The satellite, the agency notes, took the image of the snow on Sunday, after clouds over the region dissipated.
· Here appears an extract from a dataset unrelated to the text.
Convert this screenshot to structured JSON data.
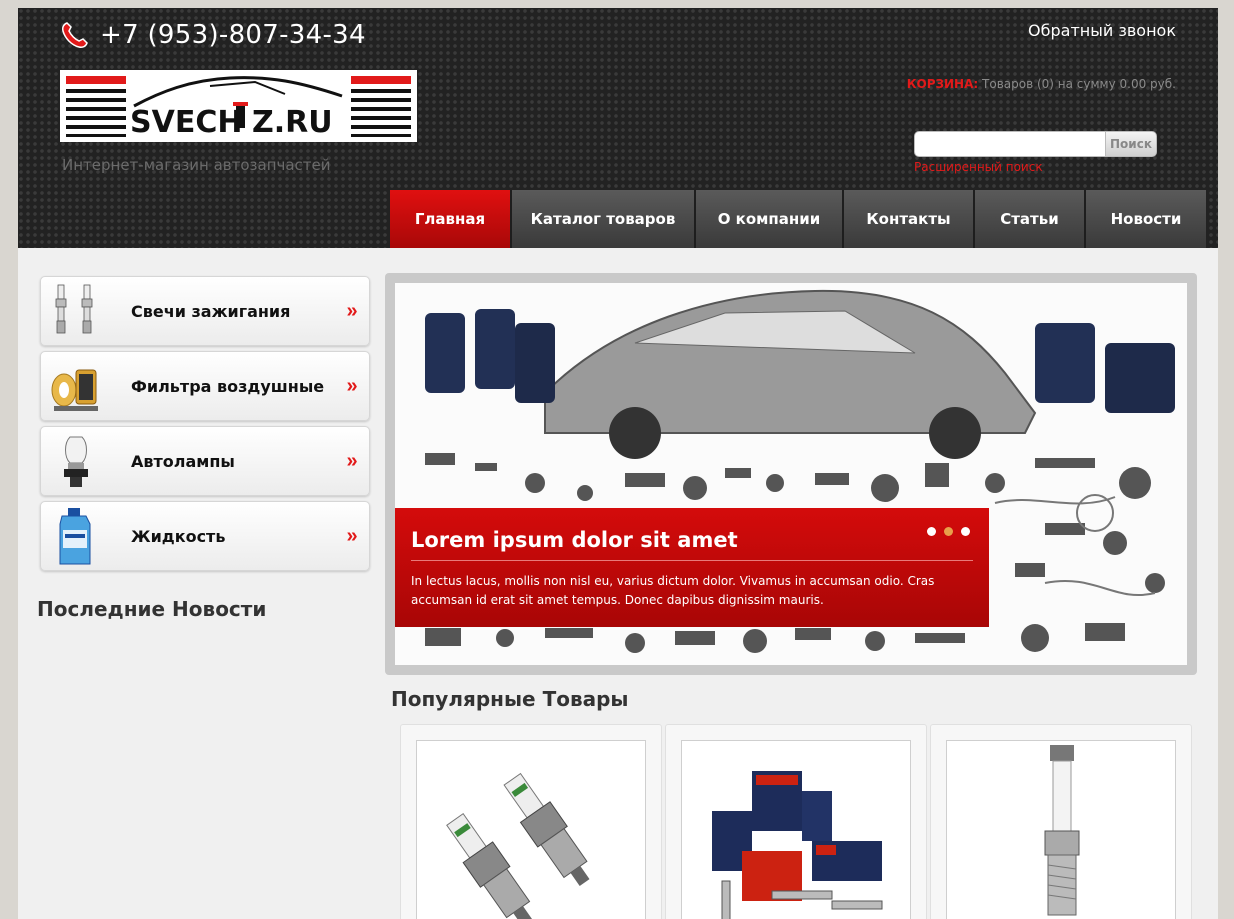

The “snow is confined to higher elevations in Syria, Egypt, Lebanon, Israel and the West Bank, and Jordan,” NASA writes, though some “lower-elevation desert regions in Syria are also snowy.” Lower elevations near the coast have instead received heavy rain, resulting in deadly flooding. “The floods are not visible at this scale, but tan and green plumes of sediment are visible along the Mediterranean Sea coast,” the agency adds.

A zoomed-out map, showing more of Egypt, Saudi Arabia, and the Mediterranean Sea, gives you a sense of just how far the wintery weather reached:

via The Middle East’s Snowstorm, Viewed From Space – Uri Friedman – The Atlantic.

الجيش السوري يستعيد بلدة استراتيجية

استعادت القوات النظامية السورية السيطرة على بلدة حتيتة التركمان القريبة من طريق مطار دمشق الدولي والتي تشكل صلة وصل بين معاقل مقاتلي المعارضة في الغوطة الشرقية والغوطة الغربية، حسبما أفاد مصدر عسكري سوري مساء الخميس

وقال المصدر إن “المعارك بدأت يوم أمس للسيطرة على حتيتة التركمان وتم اليوم انجاز العمل بشكل تام حيث تم طرد المسلحين منها بشكل كامل”.

وذكرت لجان التنسيق المحلية أن 43 شخصا قتلوا في مختلف أنحاء سوريا الخميس.

وتدور في دمشق وريفها، اشتباكات مستمرة بين الجيش السوري ومقاتلي المعارضة. وبينما تسيطر المعارضة على مناطق واسعة في ريف دمشق الشرقي، لاتزال الحكومة تبسط سيطرتها على العاصمة ومعظم الريف الغربي.

وتحدثت المعارضة السورية عن اشتباكات عنيفة بين القوات الحكومية والجيش الحر على الجبهة الجنوبية من حي القابون شرقي العاصمة.

وشهد ريف دمشق قصفا براجمات الصواريخ على معضمية الشام وزملكا وحزة و عين ترما، حسبما أفاد ناشطون. كما استهدف الجيش الحر مقرا للقوات الحكومية في منطقة الشرق وبلدة السبينة.

وفي ريف إدلب، شنت القوات الحكومية قصفا مدفعيا على مدينة سراقب. وذكر ناشطو المعارضة أن عددا من الجرحى سقطوا جراء القسف بالمدفعية على مدينة انخل بمحافظة درعا. 

كما تعرض محيط مشفى الكندي في حلب لاشتباكات عنيفة بين الجيش الحر والقوات الحكومية.

الجيش السوري يستعيد بلدة استراتيجية – أخبار سكاي نيوز عربية.